Viral Video of Russian Su-27s Chasing SR-71 Blackbird Debunked as False

A viral video claiming to show Russian Su-27s chasing a US Air Force SR-71 Blackbird spy plane over Russia is false. The footage actually originated from the Digital Combat Simulator game and does not depict a real-world event.

author-image
Aqsa Younas Rana
New Update
Viral Video of Russian Su-27s Chasing SR-71 Blackbird Debunked as False

Viral Video of Russian Su-27s Chasing SR-71 Blackbird Debunked as False

A viral video circulating on social media platforms, including X (formerly Twitter), purportedly shows two Russian Su-27 fighter jets chasing a U.S. Air Force SR-71 Blackbird spy plane over Russia. The video's caption, translated from Arabic, claims: "Two Russian Su-27s chase a US Air Force SR-71 Blackbird spying on Russia earlier." However, this claim has been verified as false.

Why this matters: The spread of misinformation and fake news can have significant consequences in the realm of international relations, potentially escalating tensions between nations. Furthermore, it highlights the importance offact-checking and verifying sources in the digital age to prevent the dissemination of false information.

The SR-71 Blackbird, a high-altitude reconnaissance aircraft known for its incredible speed and stealth capabilities, was officially retired from service by the U.S. Air Force in 1998. This fact alone makes it impossible for the video to depict an actual event involving an operational SR-71 in 2024.

A reverse image search revealed that the footage was not captured in real life but instead originated from the popular flight simulator game called Digital Combat Simulator (DCS). The video was originally posted on YouTube on May 7, 2024, with the title "Russian Su-27 fighter jets attempt to intimidate a USAF SR-71 Blackbird."

The YouTube video's description clearly states that the scene was created "with DCS" and is set during the Cold War era, a period of geopolitical tension between the United States and the Soviet Union that lasted from the late 1940s to the early 1990s. This further confirms that the video does not depict a current, real-world event.

The SR-71 Blackbird, designed by Lockheed Martin's Skunk Works division, first flew in 1964 and was operated by both the U.S. Air Force and NASA. It set numerous speed and altitude records during its operational history, thanks to its unique design and powerful engines. The aircraft's retirement in 1998 marked the end of an era for one of the most iconic and groundbreaking military aircraft ever built.
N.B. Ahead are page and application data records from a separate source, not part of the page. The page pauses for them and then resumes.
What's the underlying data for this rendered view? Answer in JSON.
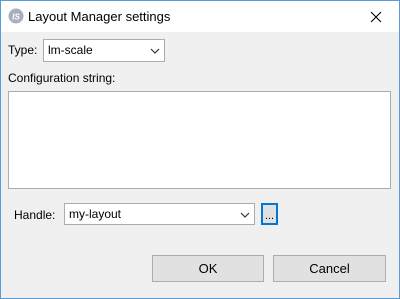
{
  "window": {
    "title": "Layout Manager settings",
    "app_icon": "is-logo-icon",
    "close_icon": "close-icon"
  },
  "form": {
    "type_label": "Type:",
    "type_value": "lm-scale",
    "config_label": "Configuration string:",
    "config_value": "",
    "handle_label": "Handle:",
    "handle_value": "my-layout",
    "browse_label": "..."
  },
  "buttons": {
    "ok_label": "OK",
    "cancel_label": "Cancel"
  },
  "colors": {
    "window_border": "#5a9bd5",
    "focus_accent": "#0078d7",
    "dialog_bg": "#f0f0f0",
    "button_bg": "#e1e1e1"
  }
}
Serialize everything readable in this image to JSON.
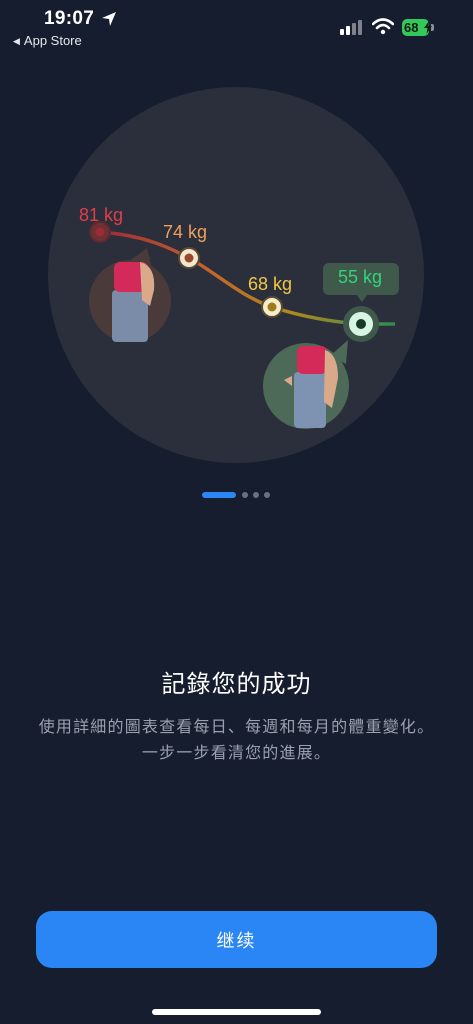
{
  "status_bar": {
    "time": "19:07",
    "back_label": "App Store",
    "battery_percent": "68",
    "icons": [
      "location-arrow-icon",
      "signal-icon",
      "wifi-icon",
      "battery-icon",
      "bolt-icon"
    ],
    "battery_color": "#34c759"
  },
  "chart_data": {
    "type": "line",
    "x": [
      1,
      2,
      3,
      4
    ],
    "values": [
      81,
      74,
      68,
      55
    ],
    "labels": [
      "81 kg",
      "74 kg",
      "68 kg",
      "55 kg"
    ],
    "label_colors": [
      "#e23d4b",
      "#f0a05a",
      "#f2c744",
      "#34d37a"
    ],
    "title": "",
    "xlabel": "",
    "ylabel": "",
    "grid": false
  },
  "pager": {
    "count": 4,
    "active_index": 0,
    "active_color": "#2a86f5"
  },
  "content": {
    "headline": "記錄您的成功",
    "description": "使用詳細的圖表查看每日、每週和每月的體重變化。一步一步看清您的進展。"
  },
  "actions": {
    "continue_label": "继续"
  },
  "colors": {
    "background": "#161d2e",
    "circle": "#2a2f3b",
    "accent": "#2a86f5"
  }
}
The viral video claiming to show Russian Su-27s chasing a U.S. Air Force SR-71 Blackbird has been debunked as false. The footage originated from the flight simulator game Digital Combat Simulator and does not depict a real-world event. The SR-71 Blackbird's retirement in 1998 further confirms the impossibility of the video's claims.